The Coalition for Smarter Growth supports the Columbia Pike Neighborhoods Area Plan, adopted by County Board on July 23, claiming that it will save 4,500 affordable housing units. What the Coalition doesn’t tell you is that there are currently 7,300 affordable units on the Pike right now. So implementation of the plan will mean the loss of about 2,800 affordable units right off the bat.
Of the projected 4,500 affordable units on the Pike, 1,200 will be created by providing developers with on site bonus density. Transfer of Development Rights (TDRs) and significant financial incentives from the county will be needed to preserve the rest. According to the County Manager, the subsidy needed to preserve the remaining 3,300 units would approximate $297 million over the 30 year life of the plan.
Obviously the County can’t afford to do this. So it wants to give developers additional bonus density in exchange for conserving existing units in the Fillmore Gardens and Barcroft apartment complexes. Using TDRs, developers would transfer their bonus density from conserved sites to other neighborhoods along the Pike. Specifically the plan proposes the construction of massive residential towers off the Pike near the Army Navy Golf Course. The net result will be an increase in the number of rental units along the Pike from 9,000 today to 23,000 in 2040, 15,000 of which will be market rate.

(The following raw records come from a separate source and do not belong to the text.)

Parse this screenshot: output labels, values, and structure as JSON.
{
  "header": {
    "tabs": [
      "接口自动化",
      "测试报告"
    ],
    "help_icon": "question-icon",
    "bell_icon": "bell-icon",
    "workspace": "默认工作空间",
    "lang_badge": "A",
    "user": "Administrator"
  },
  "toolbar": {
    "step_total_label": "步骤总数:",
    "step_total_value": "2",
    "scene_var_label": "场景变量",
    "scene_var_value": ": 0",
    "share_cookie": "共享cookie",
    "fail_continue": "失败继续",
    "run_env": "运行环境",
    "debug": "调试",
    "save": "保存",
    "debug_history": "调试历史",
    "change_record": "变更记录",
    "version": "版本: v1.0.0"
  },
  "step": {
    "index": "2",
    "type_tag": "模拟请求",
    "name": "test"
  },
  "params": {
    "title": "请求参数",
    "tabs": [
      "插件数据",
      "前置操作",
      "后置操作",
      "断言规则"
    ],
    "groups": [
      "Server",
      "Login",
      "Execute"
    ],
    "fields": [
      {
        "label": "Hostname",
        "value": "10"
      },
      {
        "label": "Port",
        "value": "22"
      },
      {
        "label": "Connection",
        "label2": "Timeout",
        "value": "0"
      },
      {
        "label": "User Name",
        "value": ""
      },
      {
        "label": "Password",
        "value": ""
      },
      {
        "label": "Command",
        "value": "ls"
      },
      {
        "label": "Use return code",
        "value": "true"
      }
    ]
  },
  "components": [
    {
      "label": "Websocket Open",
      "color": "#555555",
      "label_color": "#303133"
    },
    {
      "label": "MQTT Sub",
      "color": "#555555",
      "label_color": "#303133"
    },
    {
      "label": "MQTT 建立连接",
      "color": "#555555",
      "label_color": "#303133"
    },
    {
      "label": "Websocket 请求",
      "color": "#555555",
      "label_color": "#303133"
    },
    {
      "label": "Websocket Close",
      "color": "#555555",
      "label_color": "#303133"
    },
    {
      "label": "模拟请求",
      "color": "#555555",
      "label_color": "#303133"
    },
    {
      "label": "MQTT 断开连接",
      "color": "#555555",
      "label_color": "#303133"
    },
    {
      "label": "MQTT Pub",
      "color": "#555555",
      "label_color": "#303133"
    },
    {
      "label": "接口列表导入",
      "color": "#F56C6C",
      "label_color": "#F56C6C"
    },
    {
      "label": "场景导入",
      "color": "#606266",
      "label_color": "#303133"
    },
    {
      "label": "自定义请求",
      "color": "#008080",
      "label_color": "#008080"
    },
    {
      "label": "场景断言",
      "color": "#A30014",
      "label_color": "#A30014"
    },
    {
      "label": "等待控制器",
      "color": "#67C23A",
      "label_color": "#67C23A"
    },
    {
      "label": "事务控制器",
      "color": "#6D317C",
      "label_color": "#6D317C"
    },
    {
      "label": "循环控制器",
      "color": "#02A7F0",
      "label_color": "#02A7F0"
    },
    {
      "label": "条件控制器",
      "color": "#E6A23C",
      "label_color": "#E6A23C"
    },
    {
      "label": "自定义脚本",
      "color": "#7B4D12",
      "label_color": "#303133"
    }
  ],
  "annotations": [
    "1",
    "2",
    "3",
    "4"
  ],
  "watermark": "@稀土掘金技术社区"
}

Whereas 80 percent of the apartments on the Pike are affordable today, only 35 percent will be affordable once the Pike is redeveloped. The massive influx of high income renters into the county and corresponding outflow of low income renters is a phenomenon known as gentrification. A concept that is well documented in planning literature, it is somehow missing from the Coalition’s lexicon. Instead the Coalition has coined a euphemism for gentrification called “Smart Growth”.
I hate sluburbia myself, but I fail to see how it can be ended by recycling the poor out and the yuppies in. What’s needed is a comprehensive national policy to constrain population growth. Until the federal government develops the will to do this, Arlington needs to rethink the meaning of Smart Growth.